Rihanna opened the set high above the field, standing on one of many eye-popping floating stages, powering through her anthemic “Bitch Better Have My Money.” This was easily the best moment of her performance, and the stage stunned visually. Plenty of other artists have recently taken to the sky during their time at the Super Bowl, but none used the space in such a deliberate way. Rih flashed a smirk with all the cockiness we’ve come to expect from someone who’s dubbed herself “Bad Girl Riri”—a welcome reminder of what we’ve missed in the past seven years without a Rihanna album.
From there, it was back down to Earth and a jaunt through many of Rihanna’s biggest hits—the 13-minute set saw just as many songs. Before the show, Rihanna shared that she had gone through at least 39 different versions of the setlist, and did her best to compress her 17-year career into the slim time between quarters.
This is no small undertaking, but the set certainly could have benefitted from taking some time to breathe. It’s a fool’s errand to even try to nod to all of Rihanna’s hits, and the attempt came at the apparent expense of other performance elements we’ve come to expect from the Super Bowl after years of Beyoncé, Katy Perry, Lady Gaga, Shakira, and J.Lo taking the stage. Aside from an additional coat in the last minutes of the set, there were no costume changes. The transition from “Run This Town” to “Umbrella” would have been a perfect opportunity to bring out someone like Jay-Z, but Rih opted to go it alone.
Of course, Rihanna really has nothing to prove at this point in her career. Fans don’t flock to Rihanna because she performs like Lady Gaga or Shakira—she’s Rihanna, the woman with 14 number-one singles that date back to the second Bush administration. She’s the woman who defines what it means to be effortlessly cool, so it would have been out of character for her to dance like Beyoncé or J.Lo (and she is, in fact, pregnant again, according to her rep, so that was probably out of the question anyway).

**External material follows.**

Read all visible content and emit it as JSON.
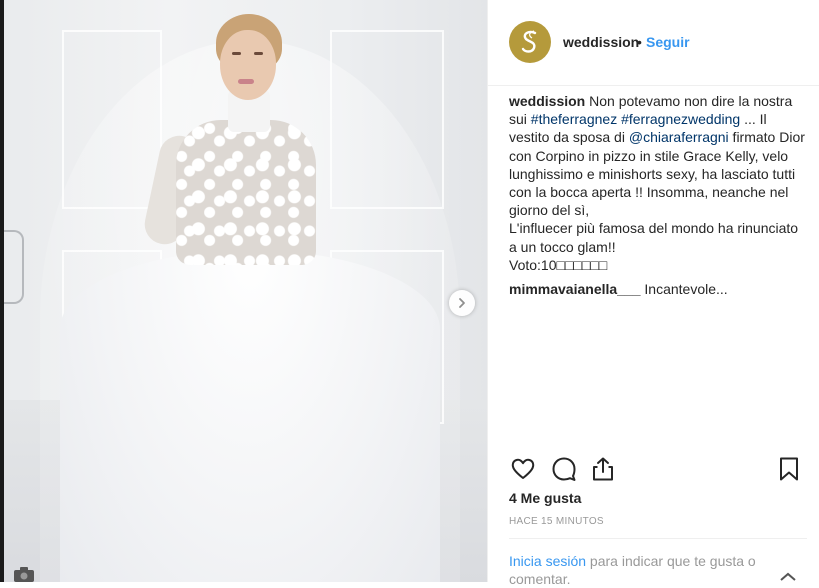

Ultimately, the reminder of Rihanna’s past only further reminded everyone where she is now. Yes, she is one of our greatest living pop stars, but she’s also a mogul and a mother. So what if she seems a little disinterested in playing pop star—she clearly has other things that matter more to her. Even if she never actually puts out that next album, she has a songbook that hardly anyone, living or dead, can touch.